“People in the governorate have reported heavy airstrikes along coastal areas and roads in districts south of Hodeida,” the council said. “No direct attacks have been reported within Hodeida city itself, despite the overhead presence of fighter jets.”
On Thursday, coalition troops took the town of Nakhila in Yemen’s ad-Durayhimi district, some 20 kilometers (12 miles) south of Hodeida International Airport, according to Yemen’s government-run SABA news agency.
Col. Turki al-Malki, a Saudi military spokesman, said coalition forces were some six kilometers (three miles) from the airfield, in an interview with the Saudi-owned satellite news channel Al Arabiya.

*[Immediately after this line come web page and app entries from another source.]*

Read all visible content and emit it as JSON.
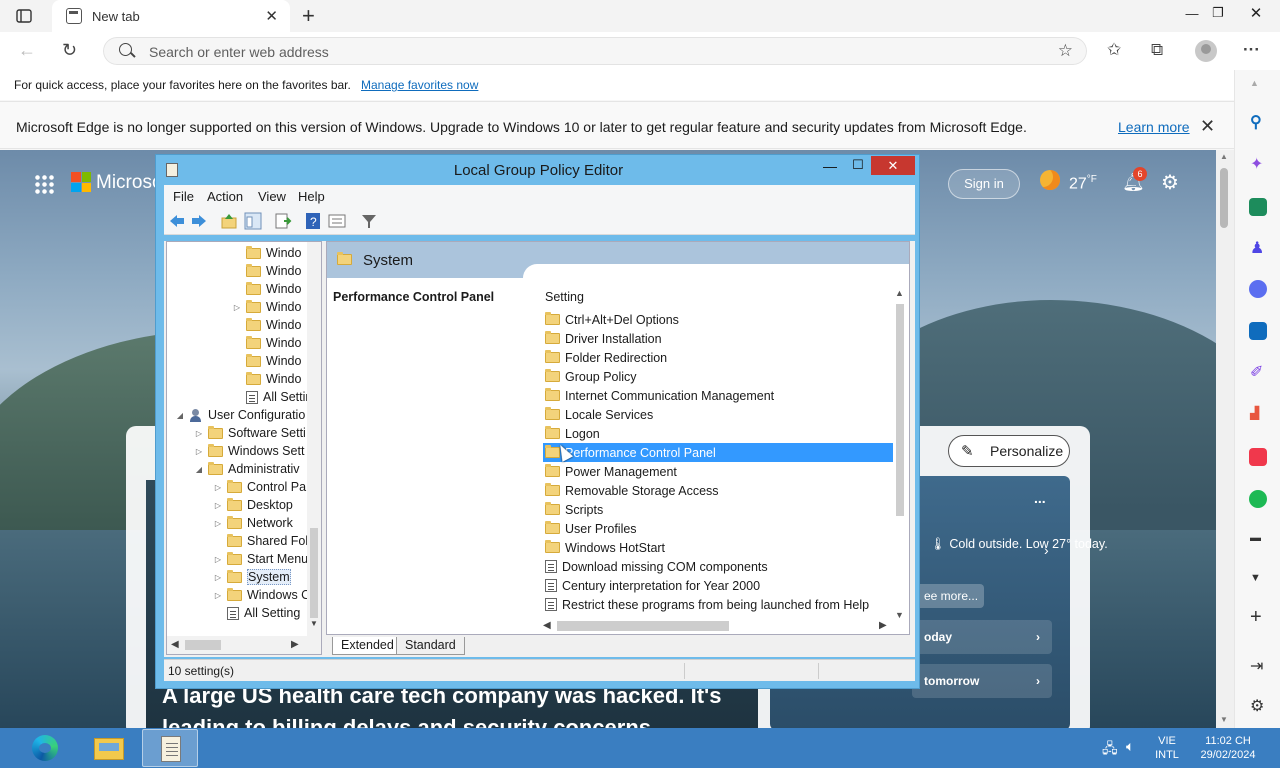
{
  "browser": {
    "tab_title": "New tab",
    "address_placeholder": "Search or enter web address",
    "favorites_bar_text": "For quick access, place your favorites here on the favorites bar.",
    "favorites_bar_link": "Manage favorites now",
    "infobar_text": "Microsoft Edge is no longer supported on this version of Windows. Upgrade to Windows 10 or later to get regular feature and security updates from Microsoft Edge.",
    "infobar_link": "Learn more"
  },
  "newtab_page": {
    "brand": "Microso",
    "signin": "Sign in",
    "temperature": "27",
    "temperature_unit": "°F",
    "notification_count": "6",
    "personalize": "Personalize",
    "weather_text": "Cold outside. Low 27° today.",
    "see_more": "ee more...",
    "row_today": "oday",
    "row_tomorrow": "tomorrow",
    "news_headline": "A large US health care tech company was hacked. It's leading to billing delays and security concerns",
    "menu_dots": "..."
  },
  "gpe": {
    "title": "Local Group Policy Editor",
    "menu": [
      "File",
      "Action",
      "View",
      "Help"
    ],
    "tree": [
      {
        "label": "Windo",
        "indent": 3,
        "expander": "",
        "icon": "folder"
      },
      {
        "label": "Windo",
        "indent": 3,
        "expander": "",
        "icon": "folder"
      },
      {
        "label": "Windo",
        "indent": 3,
        "expander": "",
        "icon": "folder"
      },
      {
        "label": "Windo",
        "indent": 3,
        "expander": "▷",
        "icon": "folder"
      },
      {
        "label": "Windo",
        "indent": 3,
        "expander": "",
        "icon": "folder"
      },
      {
        "label": "Windo",
        "indent": 3,
        "expander": "",
        "icon": "folder"
      },
      {
        "label": "Windo",
        "indent": 3,
        "expander": "",
        "icon": "folder"
      },
      {
        "label": "Windo",
        "indent": 3,
        "expander": "",
        "icon": "folder"
      },
      {
        "label": "All Setting",
        "indent": 3,
        "expander": "",
        "icon": "policy"
      },
      {
        "label": "User Configuratio",
        "indent": 0,
        "expander": "◢",
        "icon": "user"
      },
      {
        "label": "Software Setti",
        "indent": 1,
        "expander": "▷",
        "icon": "folder"
      },
      {
        "label": "Windows Sett",
        "indent": 1,
        "expander": "▷",
        "icon": "folder"
      },
      {
        "label": "Administrativ",
        "indent": 1,
        "expander": "◢",
        "icon": "folder"
      },
      {
        "label": "Control Pa",
        "indent": 2,
        "expander": "▷",
        "icon": "folder"
      },
      {
        "label": "Desktop",
        "indent": 2,
        "expander": "▷",
        "icon": "folder"
      },
      {
        "label": "Network",
        "indent": 2,
        "expander": "▷",
        "icon": "folder"
      },
      {
        "label": "Shared Fol",
        "indent": 2,
        "expander": "",
        "icon": "folder"
      },
      {
        "label": "Start Menu",
        "indent": 2,
        "expander": "▷",
        "icon": "folder"
      },
      {
        "label": "System",
        "indent": 2,
        "expander": "▷",
        "icon": "folder",
        "selected": true
      },
      {
        "label": "Windows C",
        "indent": 2,
        "expander": "▷",
        "icon": "folder"
      },
      {
        "label": "All Setting",
        "indent": 2,
        "expander": "",
        "icon": "policy"
      }
    ],
    "header_title": "System",
    "description_title": "Performance Control Panel",
    "column_header": "Setting",
    "settings": [
      {
        "label": "Ctrl+Alt+Del Options",
        "icon": "folder"
      },
      {
        "label": "Driver Installation",
        "icon": "folder"
      },
      {
        "label": "Folder Redirection",
        "icon": "folder"
      },
      {
        "label": "Group Policy",
        "icon": "folder"
      },
      {
        "label": "Internet Communication Management",
        "icon": "folder"
      },
      {
        "label": "Locale Services",
        "icon": "folder"
      },
      {
        "label": "Logon",
        "icon": "folder"
      },
      {
        "label": "Performance Control Panel",
        "icon": "folder",
        "selected": true
      },
      {
        "label": "Power Management",
        "icon": "folder"
      },
      {
        "label": "Removable Storage Access",
        "icon": "folder"
      },
      {
        "label": "Scripts",
        "icon": "folder"
      },
      {
        "label": "User Profiles",
        "icon": "folder"
      },
      {
        "label": "Windows HotStart",
        "icon": "folder"
      },
      {
        "label": "Download missing COM components",
        "icon": "policy"
      },
      {
        "label": "Century interpretation for Year 2000",
        "icon": "policy"
      },
      {
        "label": "Restrict these programs from being launched from Help",
        "icon": "policy"
      }
    ],
    "tabs": [
      "Extended",
      "Standard"
    ],
    "status": "10 setting(s)"
  },
  "taskbar": {
    "lang_line1": "VIE",
    "lang_line2": "INTL",
    "time": "11:02 CH",
    "date": "29/02/2024"
  }
}
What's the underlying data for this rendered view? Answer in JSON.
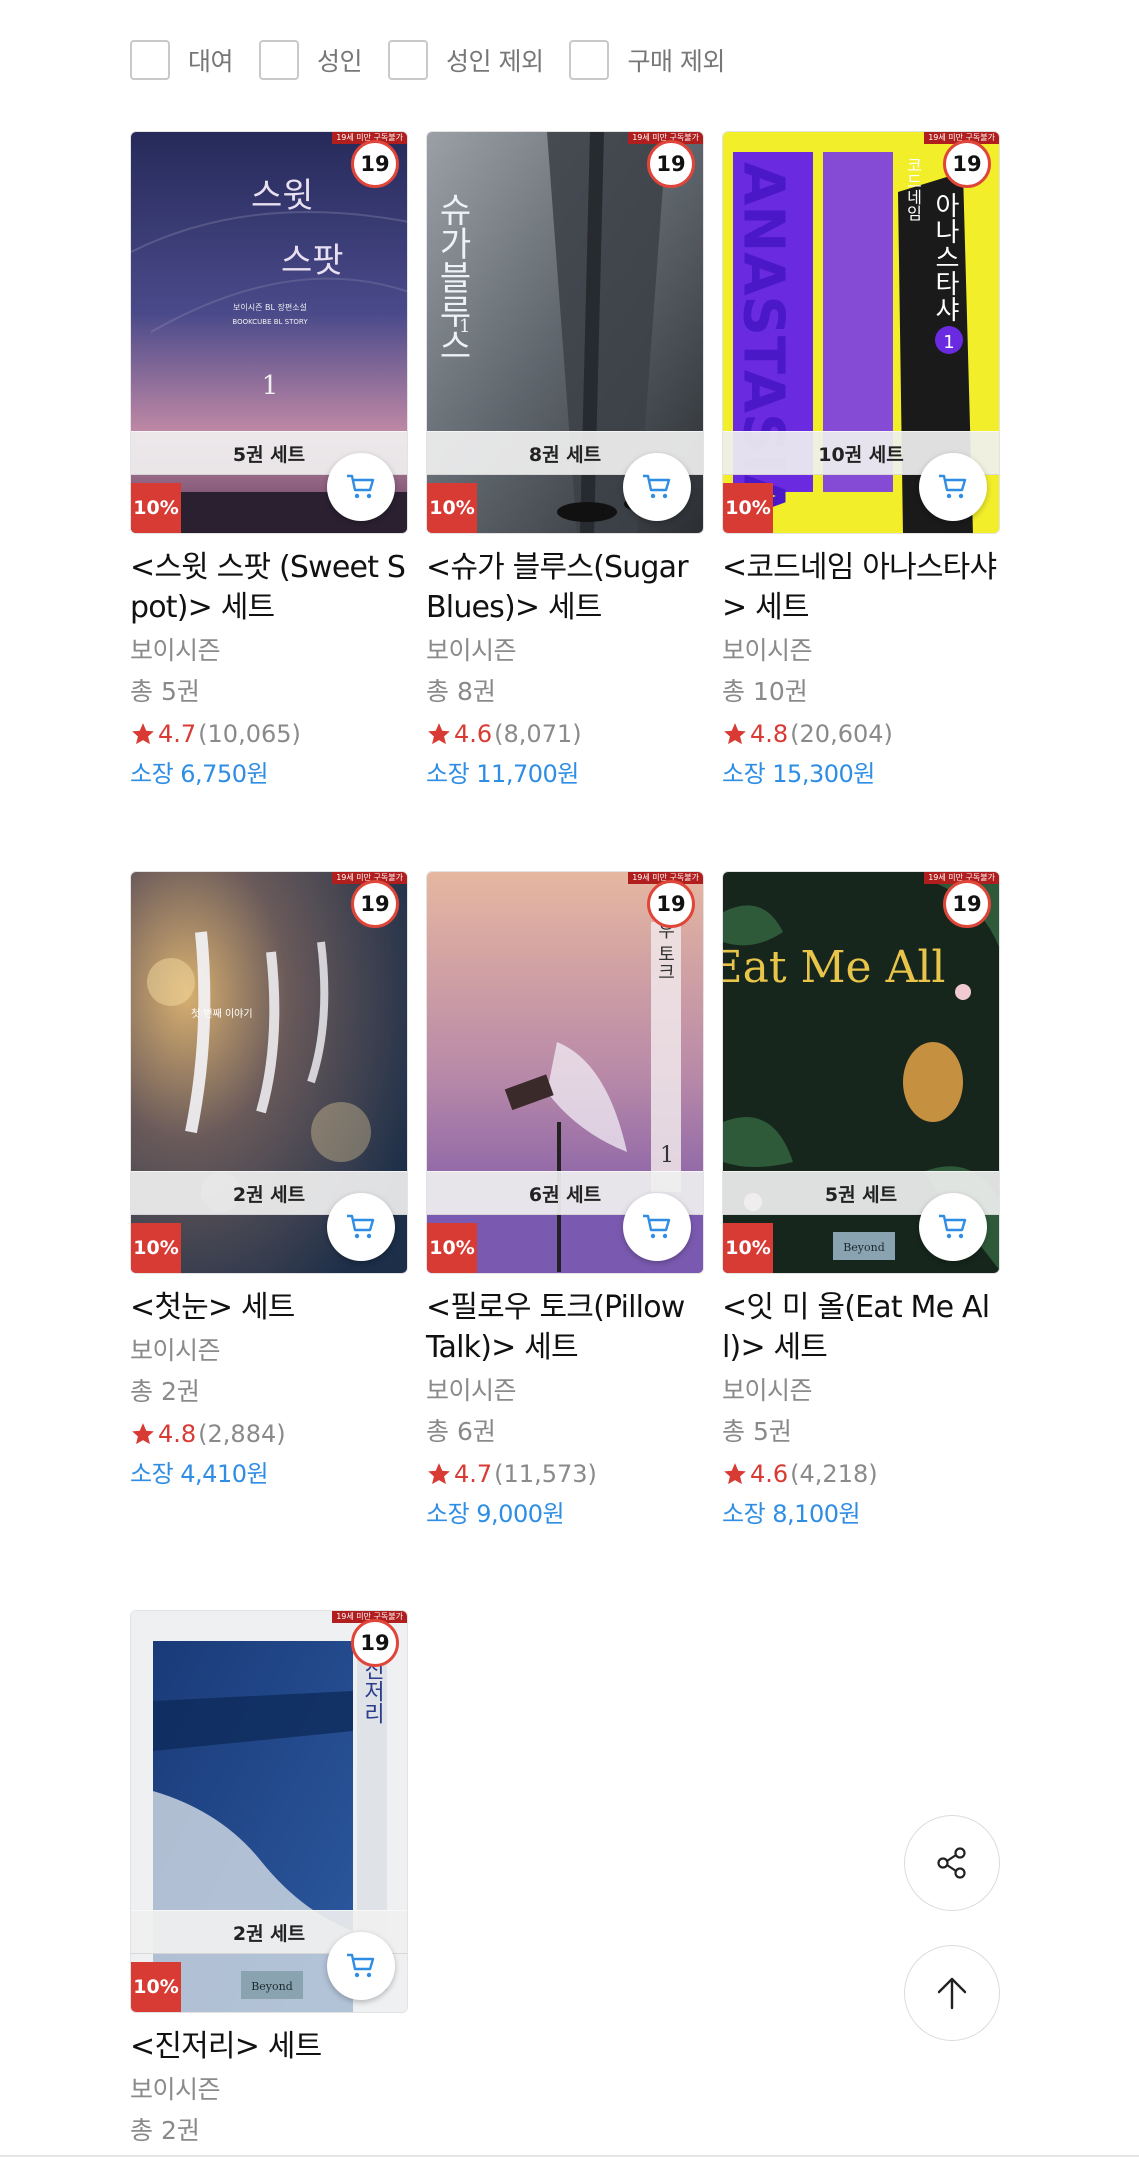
{
  "filters": [
    {
      "label": "대여",
      "checked": false
    },
    {
      "label": "성인",
      "checked": false
    },
    {
      "label": "성인 제외",
      "checked": false
    },
    {
      "label": "구매 제외",
      "checked": false
    }
  ],
  "books": [
    {
      "title": "<스윗 스팟 (Sweet Spot)> 세트",
      "author": "보이시즌",
      "count": "총 5권",
      "score": "4.7",
      "reviews": "(10,065)",
      "price": "소장 6,750원",
      "set": "5권 세트",
      "discount": "10%",
      "age": "19",
      "age_strip": "19세 미만 구독불가"
    },
    {
      "title": "<슈가 블루스(Sugar Blues)> 세트",
      "author": "보이시즌",
      "count": "총 8권",
      "score": "4.6",
      "reviews": "(8,071)",
      "price": "소장 11,700원",
      "set": "8권 세트",
      "discount": "10%",
      "age": "19",
      "age_strip": "19세 미만 구독불가"
    },
    {
      "title": "<코드네임 아나스타샤> 세트",
      "author": "보이시즌",
      "count": "총 10권",
      "score": "4.8",
      "reviews": "(20,604)",
      "price": "소장 15,300원",
      "set": "10권 세트",
      "discount": "10%",
      "age": "19",
      "age_strip": "19세 미만 구독불가"
    },
    {
      "title": "<첫눈> 세트",
      "author": "보이시즌",
      "count": "총 2권",
      "score": "4.8",
      "reviews": "(2,884)",
      "price": "소장 4,410원",
      "set": "2권 세트",
      "discount": "10%",
      "age": "19",
      "age_strip": "19세 미만 구독불가"
    },
    {
      "title": "<필로우 토크(Pillow Talk)> 세트",
      "author": "보이시즌",
      "count": "총 6권",
      "score": "4.7",
      "reviews": "(11,573)",
      "price": "소장 9,000원",
      "set": "6권 세트",
      "discount": "10%",
      "age": "19",
      "age_strip": "19세 미만 구독불가"
    },
    {
      "title": "<잇 미 올(Eat Me All)> 세트",
      "author": "보이시즌",
      "count": "총 5권",
      "score": "4.6",
      "reviews": "(4,218)",
      "price": "소장 8,100원",
      "set": "5권 세트",
      "discount": "10%",
      "age": "19",
      "age_strip": "19세 미만 구독불가"
    },
    {
      "title": "<진저리> 세트",
      "author": "보이시즌",
      "count": "총 2권",
      "score": "",
      "reviews": "",
      "price": "",
      "set": "2권 세트",
      "discount": "10%",
      "age": "19",
      "age_strip": "19세 미만 구독불가"
    }
  ],
  "cover_texts": {
    "c1_line1": "스윗",
    "c1_line2": "스팟",
    "c1_sub": "보이시즌 BL 장편소설",
    "c1_brand": "BOOKCUBE BL STORY",
    "c1_vol": "1",
    "c2_title": "슈가블루스",
    "c2_vol": "1",
    "c3_big": "ANASTASIA",
    "c3_label": "코드네임",
    "c3_title": "아나스타샤",
    "c3_vol": "1",
    "c4_author": "첫 번째 이야기",
    "c5_title": "로우 토크",
    "c5_vol": "1",
    "c6_title": "Eat Me All",
    "c6_brand": "Beyond",
    "c7_title": "진저리",
    "c7_brand": "Beyond"
  },
  "colors": {
    "accent_red": "#d83a34",
    "price_blue": "#2f8ee3",
    "muted_gray": "#8a8a8a"
  },
  "icons": [
    "checkbox",
    "cart-icon",
    "star-icon",
    "share-icon",
    "arrow-up-icon"
  ]
}
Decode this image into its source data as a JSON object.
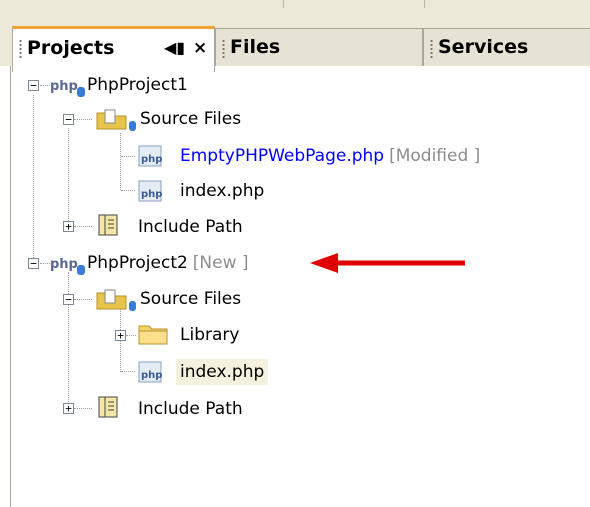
{
  "tabs": [
    {
      "label": "Projects",
      "active": true
    },
    {
      "label": "Files",
      "active": false
    },
    {
      "label": "Services",
      "active": false
    }
  ],
  "tree": {
    "project1": {
      "name": "PhpProject1",
      "source_files": "Source Files",
      "files": [
        {
          "name": "EmptyPHPWebPage.php",
          "status": "[Modified ]"
        },
        {
          "name": "index.php"
        }
      ],
      "include_path": "Include Path"
    },
    "project2": {
      "name": "PhpProject2",
      "status": "[New ]",
      "source_files": "Source Files",
      "library": "Library",
      "file": "index.php",
      "include_path": "Include Path"
    }
  },
  "icons": {
    "php_project": "php",
    "php_file": "php"
  },
  "colors": {
    "active_tab_accent": "#f0a436",
    "modified_text": "#0000ff",
    "status_text": "#8c8c8c",
    "arrow": "#e00000",
    "selection": "#f4f1de"
  }
}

Meanwhile, Col. Aziz Rashed, the spokesman for an army unit allied with the Houthis, told a news conference in the capital, Sanaa, that the rebels foiled a naval attack by government forces backed by the Saudi-led coalition in waters off Hodeida. He said the rebels had countered “hostile naval warships” off the coasty of al-Olifika, to the south.
The Saudi-led coalition launched the assault on Hodeida on Wednesday, raising warnings from aid agencies that Yemen’s humanitarian disaster could deepen and that the offensive could set off prolonged street-by-street battles, inflicting heavy casualties.
“Any closure of the port, even for a few days, will have a dramatic impact on the humanitarian operations in the country,” the U.N. Humanitarian Coordinator for Yemen, Lise Grande, told The Associated Press Thursday.
“There is no substitute for Hodeida. Everything depends on that port,” she said.
The coalition’s initial battle plan appears to involve a pincer movement. Some 2,000 troops who crossed the Red Sea from an Emirati naval base in the African nation of Eritrea were awaiting orders to move in from the west after Yemeni government forces seize Hodeida’s port, Yemeni security officials said.
Emirati forces with Yemeni government troops moved in from the south near Hodeida’s airport, while others sought to cut off Houthi supply lines to the east, the officials said. They spoke on condition of anonymity as they weren’t authorized to brief journalists.
Four Emirati soldiers were killed in Wednesday’s assault, the United Arab Emirates’ state-run news agency said, but gave no details of how they died. Al-Zaabi, the UAE ambassador in Geneva, said they died in the Hodeida campaign, without elaborating.
Hodeida is some 150 kilometers (90 miles) southwest of Sanaa, Yemen’s capital, which has been in Houthi hands since September 2014. The Saudi-led coalition entered the war in March 2015.
The United Nations and other aid groups already had pulled their international staff from Hodeida ahead of the assault. In a press statement on Thursday after an emergency closed-door meeting, the U.N. Security Council again called for Hodeida and the port of Saleef to be kept open and reiterated support for a political solution to the three-year conflict.
More than 10,000 people have been killed in Yemen’s civil war, which has displaced 2 million others and helped spawn a cholera epidemic. Saudi-led airstrikes have killed large numbers of civilians and damaged vital infrastructure.
The coalition has blocked most ports, letting supplies into Hodeida in coordination with the U.N. The air campaign and fighting have disrupted other supply lines, causing an economic crisis that makes food too expensive for many to afford.
Associated Press writers Jon Gambrell in Dubai, United Arab Emirates; Jamey Keaten in Geneva, Samy Magdy in Cairo, Matthew Lee in Washington and Edith M. Lederer at the United Nations contributed to this report.
Source: Associated Press